Common triggers of RLS include having to sit for a long period of time such as while traveling in a car or airplane, having the leg immobilized in a cast after a fracture, and a lack of sleep. The lack of sleep sets up an uncomfortable cycle in which the legs move constantly, interfering with sleep, which further worsens the symptoms. The onset of sleep is the most part of sleep affected; if the person is able to fall asleep, the RLS symptoms lessen. The symptoms can happen every night but typically occur at least twice in any given week.
Symptoms of RLS can spontaneously go away over a period of weeks to months before showing up again. Over the course of time, the symptoms usually get worse in intensity and more frequent.
What is the cause of RLS?
No one knows exactly what causes RLS although it appears to run in families and be partly a genetic condition. This is especially true in people who get the disorder prior to the age of 40 years. Some research has indicated that low levels of iron within the brain can trigger the disease, while other research studies have found genetic differences in people who have RLS that runs in families. RLS is related to the neurotransmitter called dopamine, which seems to be diminished in the basal ganglia of the deeper parts of the brain. People who have Parkinson’s disease have a similar problem and these people also have a greater tendency toward having RLS.
Medications can make the symptoms of RLS worse. Some medications that make RLS worse include antihistamines like Benadryl® or diphenhydramine, prochlorperazine or metoclopramide, which are used to treat nausea and medications used to treat psychosis, such as Haldol® and any medications based on phenothiazine. Alcohol has been found to increase the symptoms of the disorder.
Diagnosis of RLS
There are no known tests for RLS. All that is necessary to confirm the disorder are the symptoms as described above that interfere with activities of daily living or with the onset of sleep. A neurological examination of those with RLS is usually normal during the day. Some doctors routinely check iron levels in those with RLS and a sleep study can show the symptoms, along with the symptoms of periodic limb movements in sleep.

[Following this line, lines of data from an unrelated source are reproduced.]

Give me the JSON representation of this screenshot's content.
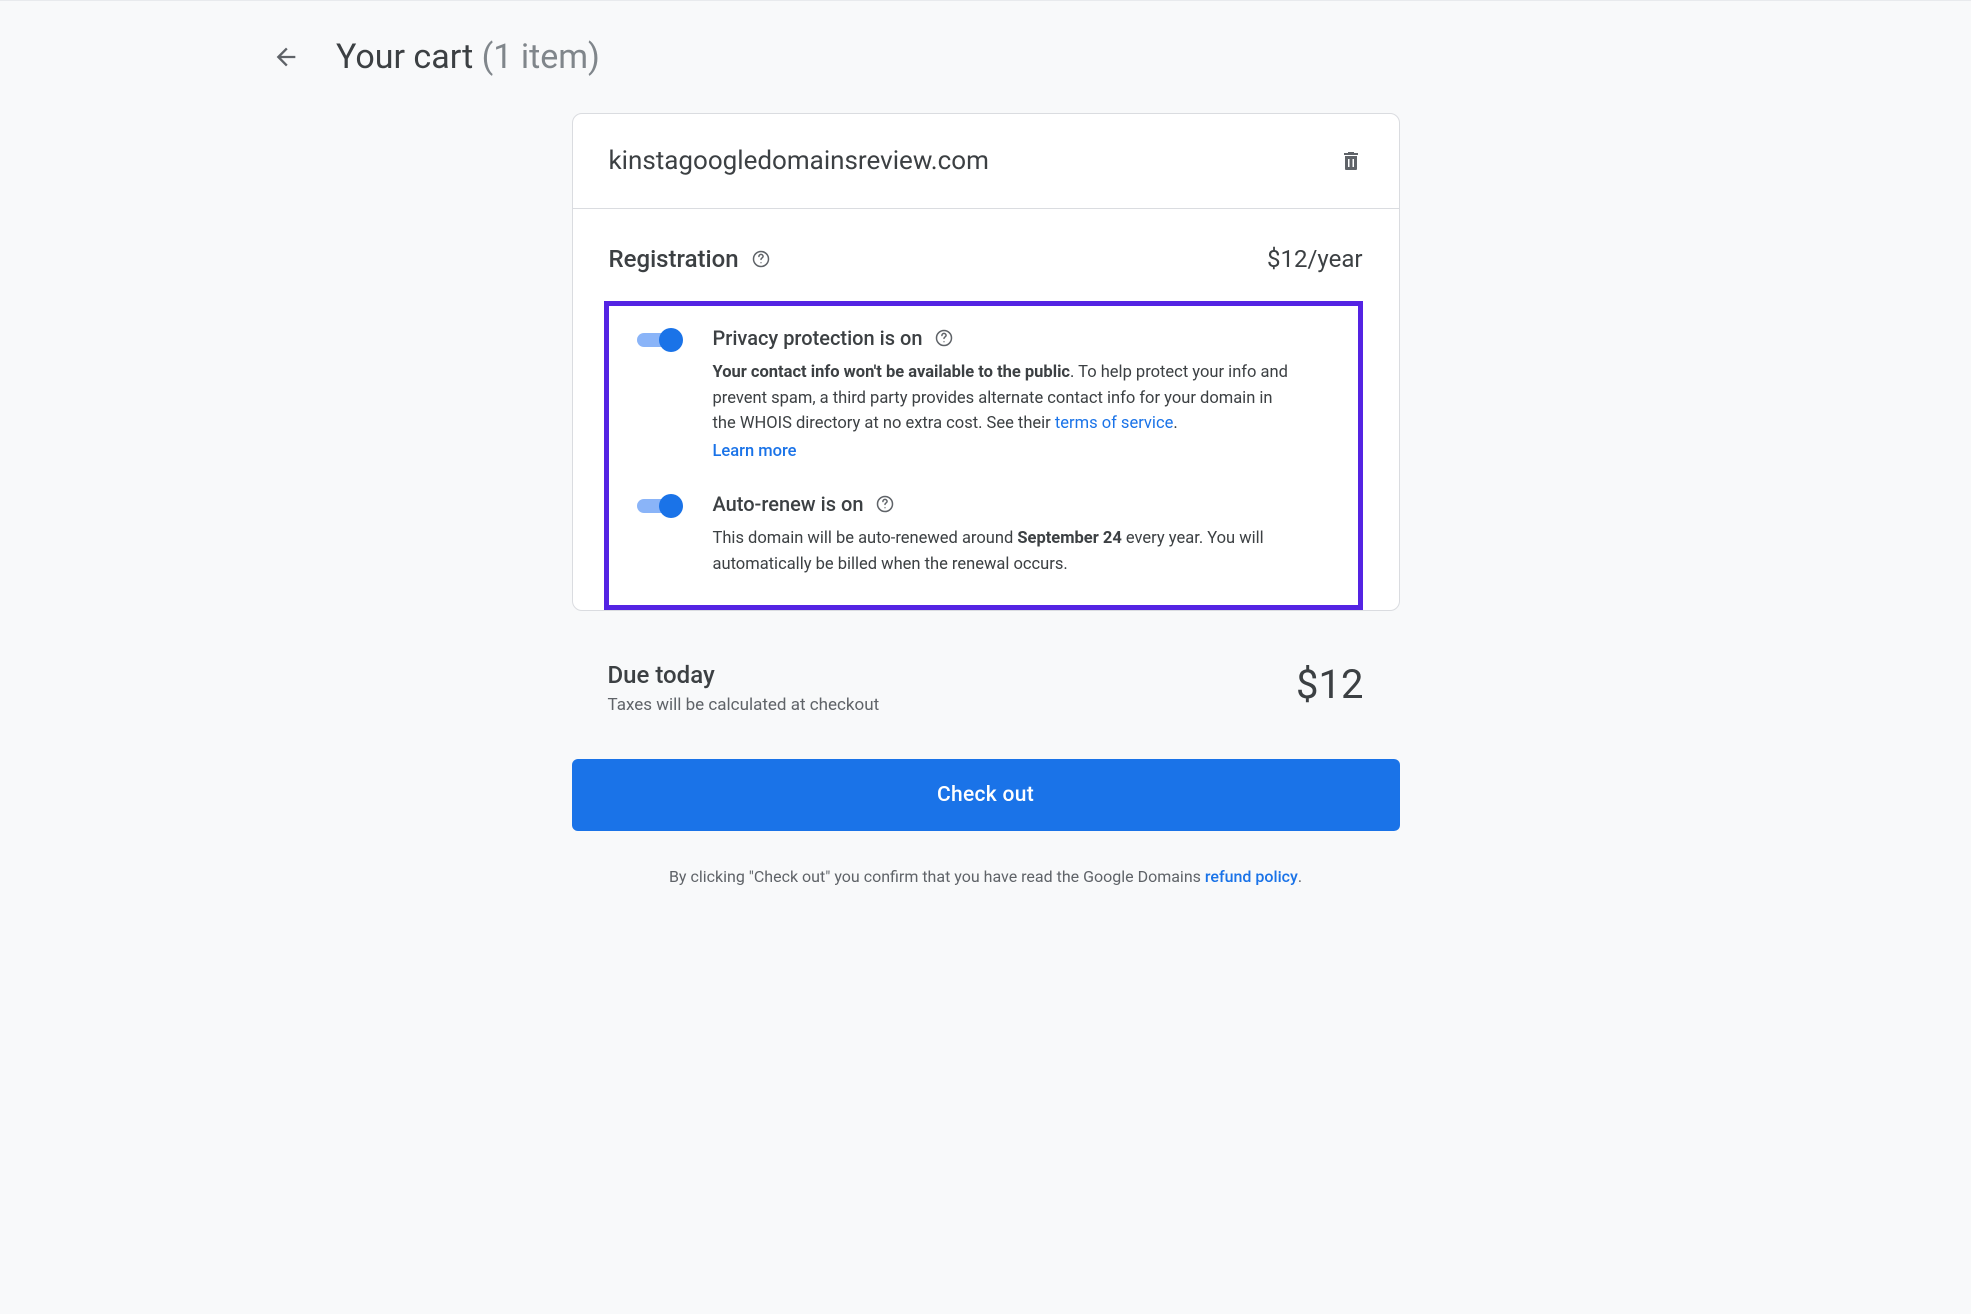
{
  "header": {
    "title": "Your cart",
    "count_label": "(1 item)"
  },
  "cart": {
    "domain": "kinstagoogledomainsreview.com",
    "registration_label": "Registration",
    "price_label": "$12/year",
    "privacy": {
      "title": "Privacy protection is on",
      "desc_bold": "Your contact info won't be available to the public",
      "desc_rest": ". To help protect your info and prevent spam, a third party provides alternate contact info for your domain in the WHOIS directory at no extra cost. See their ",
      "tos_link": "terms of service",
      "period": ".",
      "learn_more": "Learn more"
    },
    "autorenew": {
      "title": "Auto-renew is on",
      "desc_pre": "This domain will be auto-renewed around ",
      "date": "September 24",
      "desc_post": " every year. You will automatically be billed when the renewal occurs."
    }
  },
  "due": {
    "title": "Due today",
    "subtitle": "Taxes will be calculated at checkout",
    "amount": "$12"
  },
  "checkout_label": "Check out",
  "footer": {
    "text": "By clicking \"Check out\" you confirm that you have read the Google Domains ",
    "link": "refund policy",
    "period": "."
  }
}
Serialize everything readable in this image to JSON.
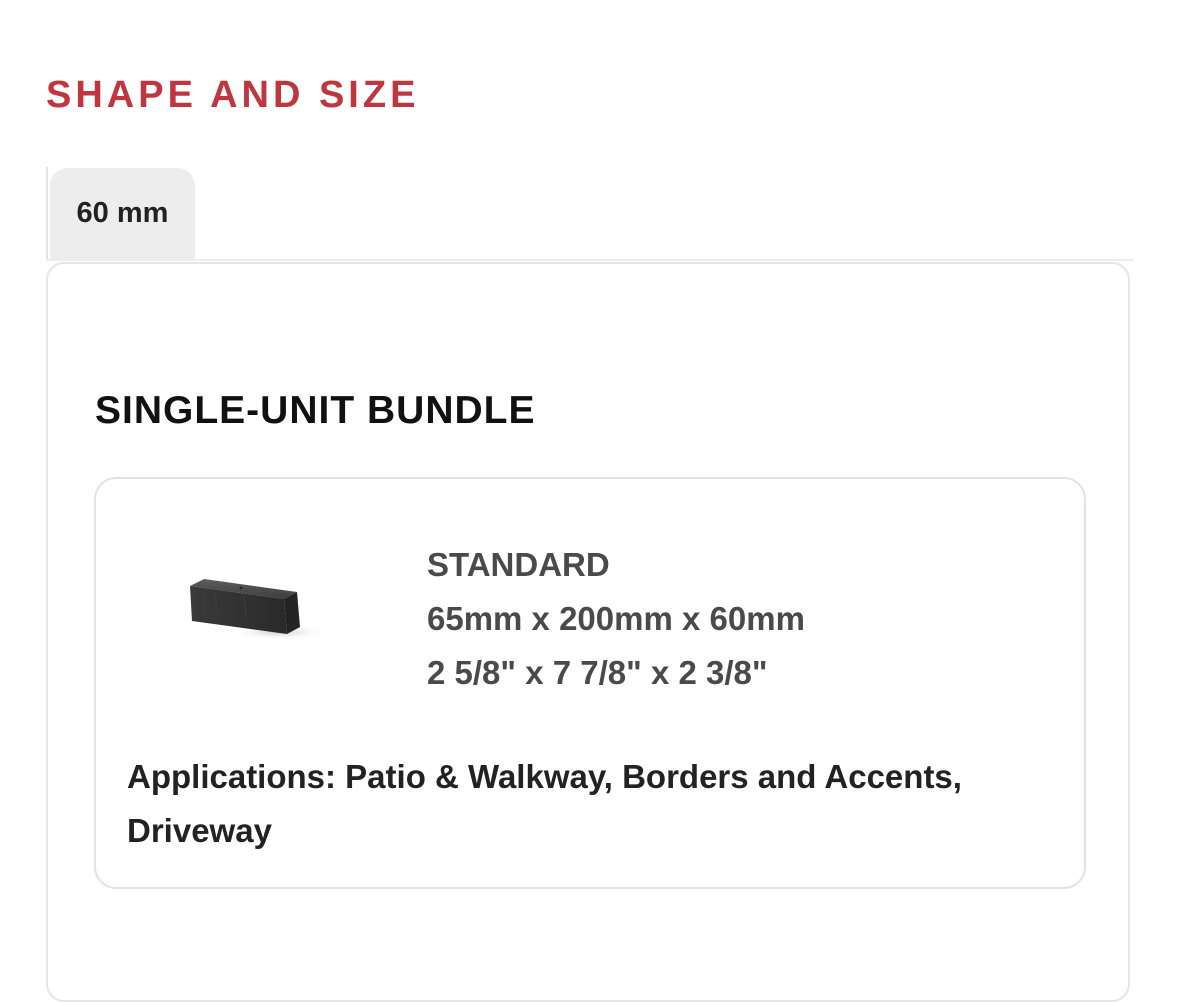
{
  "section": {
    "title": "SHAPE AND SIZE"
  },
  "tabs": [
    {
      "label": "60 mm",
      "active": true
    }
  ],
  "panel": {
    "heading": "SINGLE-UNIT BUNDLE",
    "card": {
      "image_icon": "paver-brick-image",
      "name": "STANDARD",
      "dimensions_metric": "65mm x 200mm x 60mm",
      "dimensions_imperial": "2 5/8\" x 7 7/8\" x 2 3/8\"",
      "applications": "Applications: Patio & Walkway, Borders and Accents, Driveway"
    }
  },
  "colors": {
    "accent": "#c0363f",
    "tab_background": "#ededed",
    "border": "#e6e6e6",
    "spec_text": "#4a4a4a"
  }
}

How can you treat RLS?
Sometimes, the best treatment for RLS is to get rid of any underlying medical conditions contributing to getting the disease, such as diabetes or peripheral neuropathy. People with RLS should avoid smoking, drinking alcohol, or drinking too much caffeine, especially in the evening. Taking iron and other mineral supplements such as folate and magnesium can reduce the symptoms of the disorder. Good sleep habits also help, such as going to bed and arising at the same time every day, massage of the legs before sleep or even taking a hot bath or using a hot water bottle on the legs before sleep can help.
There are drugs to treat RLS. Drugs that increase dopamine in the brain can help reduce the symptoms of RLS. These include many of the medications also used in the treatment of Parkinson’s disease. There are also medications specifically used to treat RLS, including pramipexole, rotigotine and ropinirole. Benzodiazepines such as Klonopin or Valium can help promote a better sleep pattern and can reduce the symptoms of RLS. Other medications used to manage RLS symptoms are opioids that can reduce the painful feelings of RLS and certain anti-seizure medications, like gabapentin or pregabalin.
The Prognosis of RLS
RLS generally lasts a lifetime and there are no cures out there for the disorder. Treatment is directed at symptoms and some people can spontaneously recover from RLS without any form of intervention.